In the latter role, she is the supreme consciousness Maha Saraswati, the giver of wisdom. She freezes the demon from the thoughts of evil by manifesting the true identity to them and with her various forms killed Sumbha and Nisumbha and also Canda, Munda, and the other demons that rose to lives from the seeds of their own blood, “the rath beeju”. She is the Goddess Candi, the unified power of existence, consciousness, and bliss. This unified power of truth, consciousness, and bliss assumed the form of Goddess Candi, the all truth, wisdom, will, and achievement. She is without form but she takes up the form for the good of her worshippers.
The sage has expressed the blissful image as mentioned in the three charitas earlier and the glory of the Goddess in the language of magnificent poetry. The words of the courage of Goddess and the description of her war with demons all appear in a unique poetic suggestiveness.
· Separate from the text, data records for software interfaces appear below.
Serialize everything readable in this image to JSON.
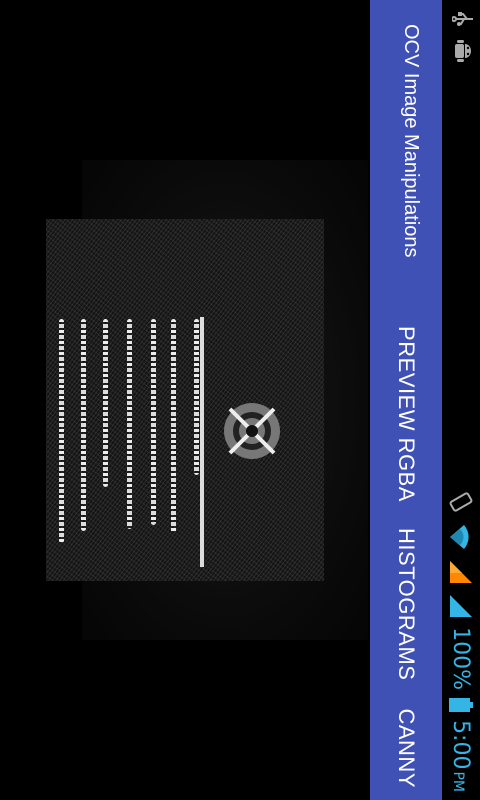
{
  "status_bar": {
    "left_icons": [
      "usb-icon",
      "android-debug-icon"
    ],
    "right_icons": [
      "vibrate-icon",
      "wifi-icon",
      "mobile-signal-icon",
      "signal-icon"
    ],
    "battery_percent": "100%",
    "time": "5:00",
    "time_suffix": "PM",
    "accent_color": "#33b5e5"
  },
  "action_bar": {
    "title": "OCV Image Manipulations",
    "background_color": "#3f51b5",
    "menu": [
      {
        "label": "PREVIEW RGBA"
      },
      {
        "label": "HISTOGRAMS"
      },
      {
        "label": "CANNY"
      }
    ]
  },
  "camera": {
    "mode_shown": "edge-filtered document preview"
  }
}
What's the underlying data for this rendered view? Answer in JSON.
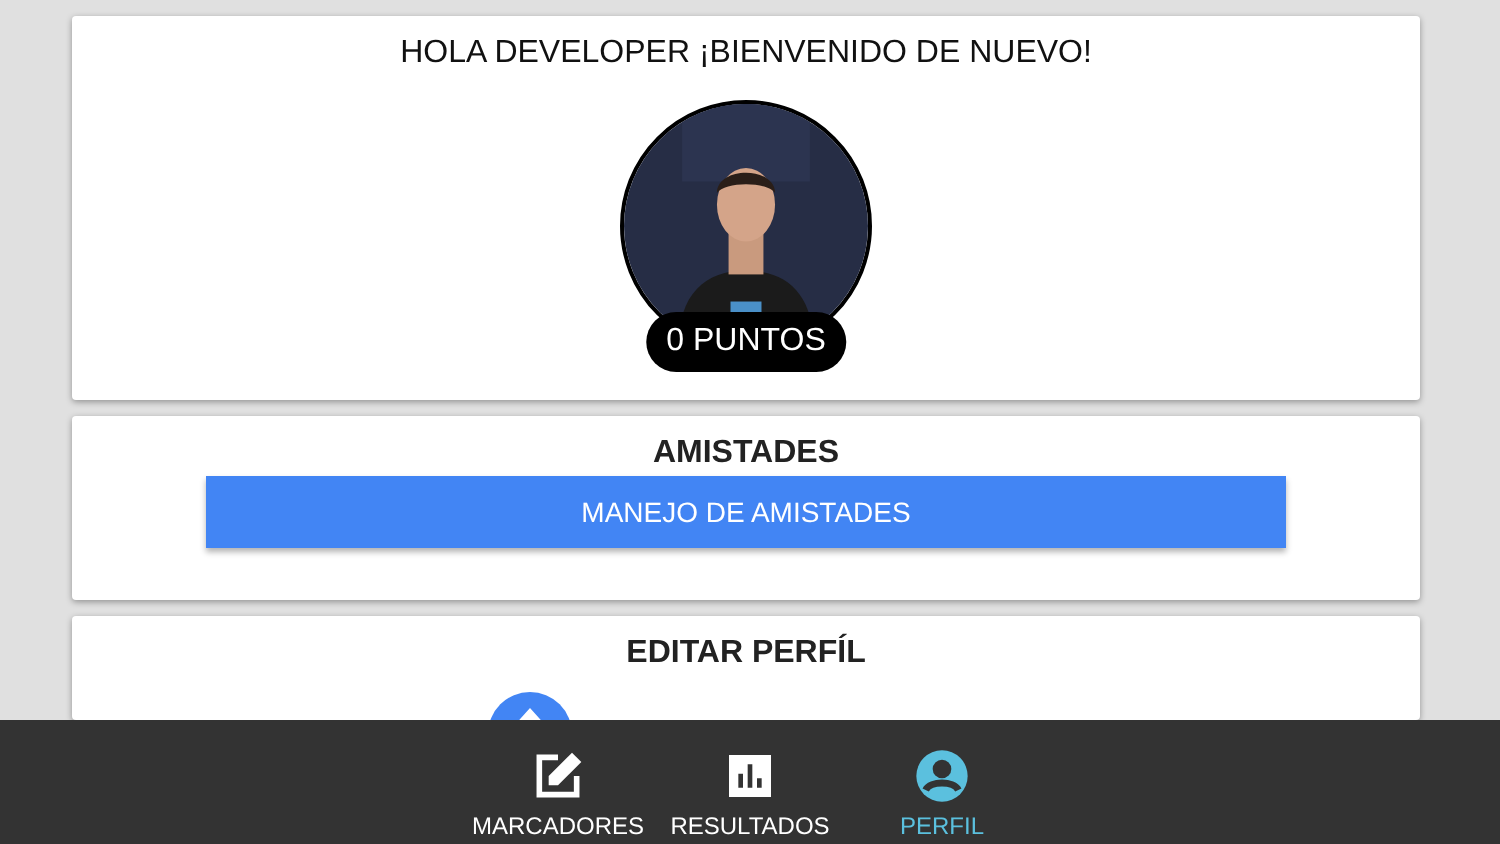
{
  "greeting": "HOLA DEVELOPER ¡BIENVENIDO DE NUEVO!",
  "profile": {
    "points": "0 PUNTOS"
  },
  "friends": {
    "title": "AMISTADES",
    "button": "MANEJO DE AMISTADES"
  },
  "edit_profile": {
    "title": "EDITAR PERFÍL"
  },
  "nav": [
    {
      "label": "MARCADORES",
      "kind": "edit",
      "selected": false
    },
    {
      "label": "RESULTADOS",
      "kind": "chart",
      "selected": false
    },
    {
      "label": "PERFIL",
      "kind": "person",
      "selected": true
    }
  ]
}
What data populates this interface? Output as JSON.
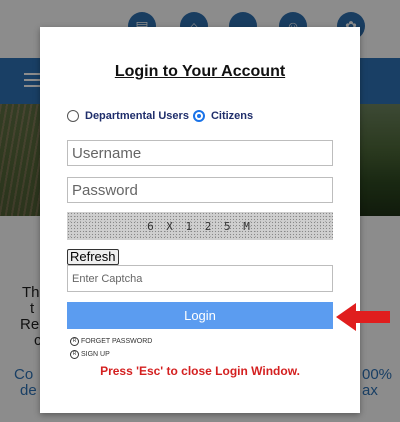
{
  "background": {
    "text_lines": [
      "Th",
      "t",
      "Re",
      "c"
    ],
    "blue_text_left": [
      "Co",
      "de"
    ],
    "blue_text_right": [
      "00%",
      "ax"
    ]
  },
  "modal": {
    "title": "Login to Your Account",
    "user_types": [
      {
        "label": "Departmental Users",
        "selected": false
      },
      {
        "label": "Citizens",
        "selected": true
      }
    ],
    "username_placeholder": "Username",
    "password_placeholder": "Password",
    "captcha_text": "6 X 1 2 5 M",
    "refresh_label": "Refresh",
    "captcha_placeholder": "Enter Captcha",
    "login_label": "Login",
    "forget_password": "FORGET PASSWORD",
    "sign_up": "SIGN UP",
    "esc_note": "Press 'Esc' to close Login Window."
  },
  "icons": {
    "top_bar": [
      "id-card-icon",
      "home-icon",
      "chat-icon",
      "group-icon",
      "emblem-icon"
    ],
    "hamburger": "hamburger-icon",
    "arrow": "red-arrow-icon"
  },
  "colors": {
    "brand_blue": "#2f74b8",
    "login_button": "#5b9cf0",
    "esc_note": "#d42020",
    "arrow": "#e01e1e"
  }
}
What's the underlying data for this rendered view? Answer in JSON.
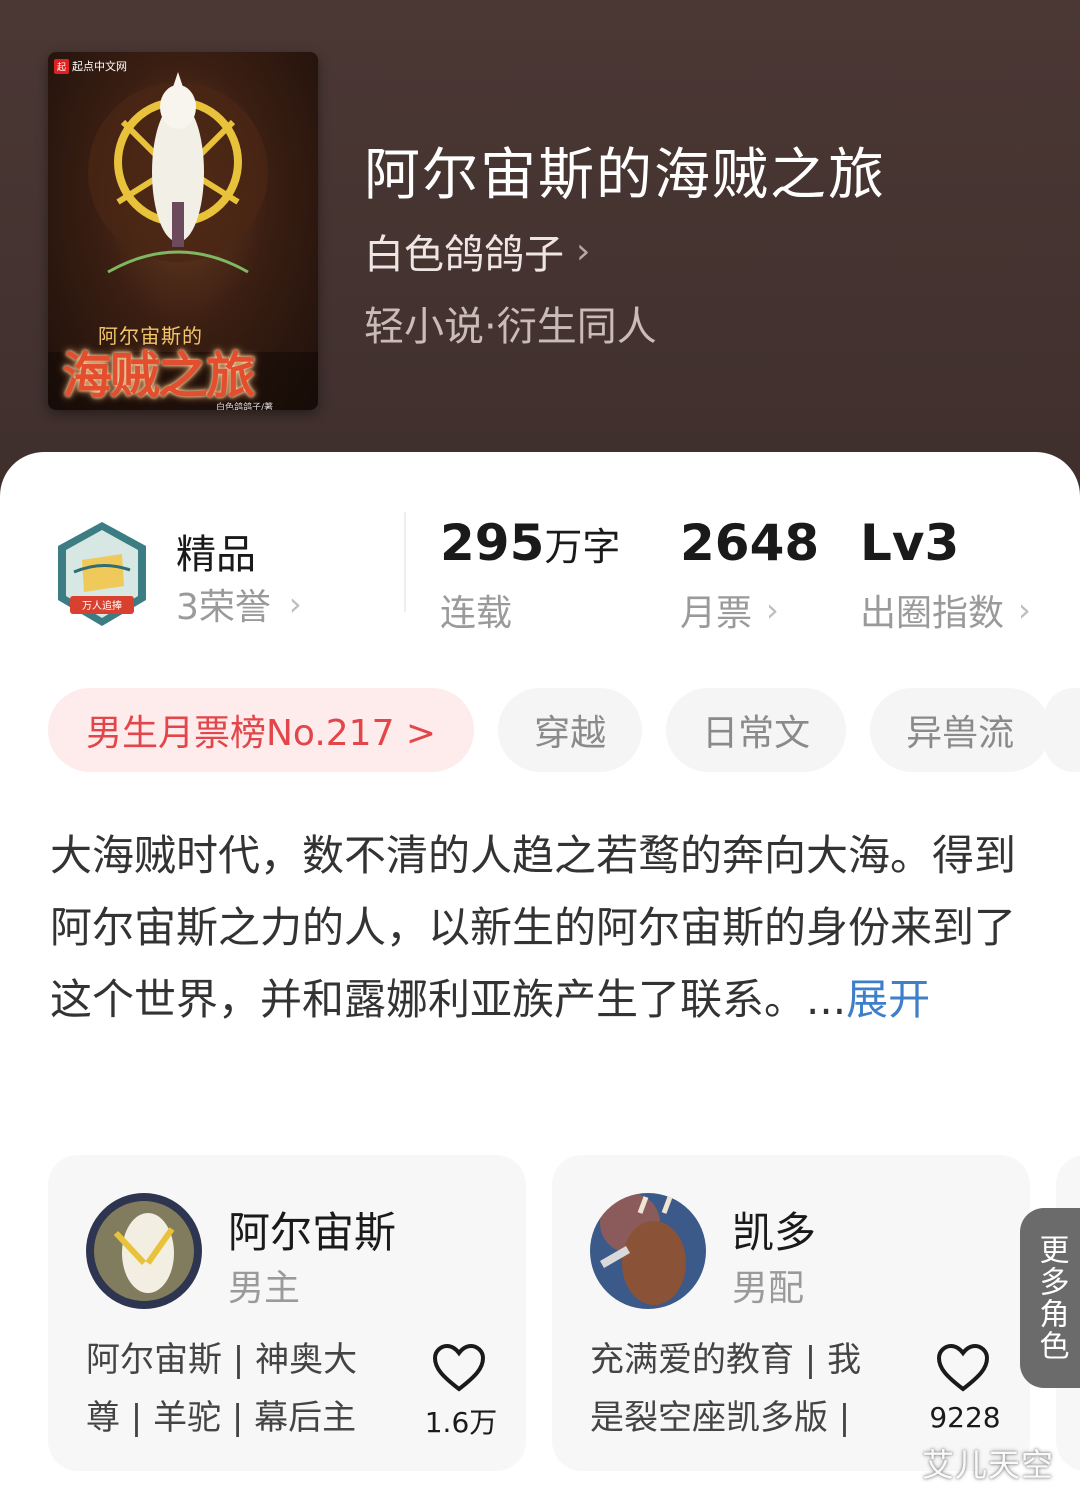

Sri Sri Candi is read in the morning after a bath, after performing daily religious service. A self-restrained person should have a seat facing either the east or the north and should read Sri Sri Candi with devotion and understanding, chanting with the correct pronunciation. The best way is to chant it correctly from the memory without looking at the book. In case of inability to do it, it would be proper to place the book on a table or a desk after worship and then it should be read attentively and meaningfully neither in too loud nor in a too low voice, neither too rapidly nor too slowly. Before reading any charita, one should meditate on the image of the deity. A bell has to be rung at the beginning and at the end of each chapter. The reading of Sri Sri Candi would be most proper if it is done on Tuesday or Saturday, the meant for the Divine Mother, or on the day off meant for the worship of the Goddess such as the 8th, 9th, and 14th of new moon day and vice versa. In case of one’s inability to read the entire Candi, daily four elegies of the Goddess from the 1st, 4th, 5th, and the 11th chapter should be read. Reading should continue until a chapter is completed. The best reader of Sri Sri Candi pronounces the words rather than reads it mentally.
Chander M. Bhat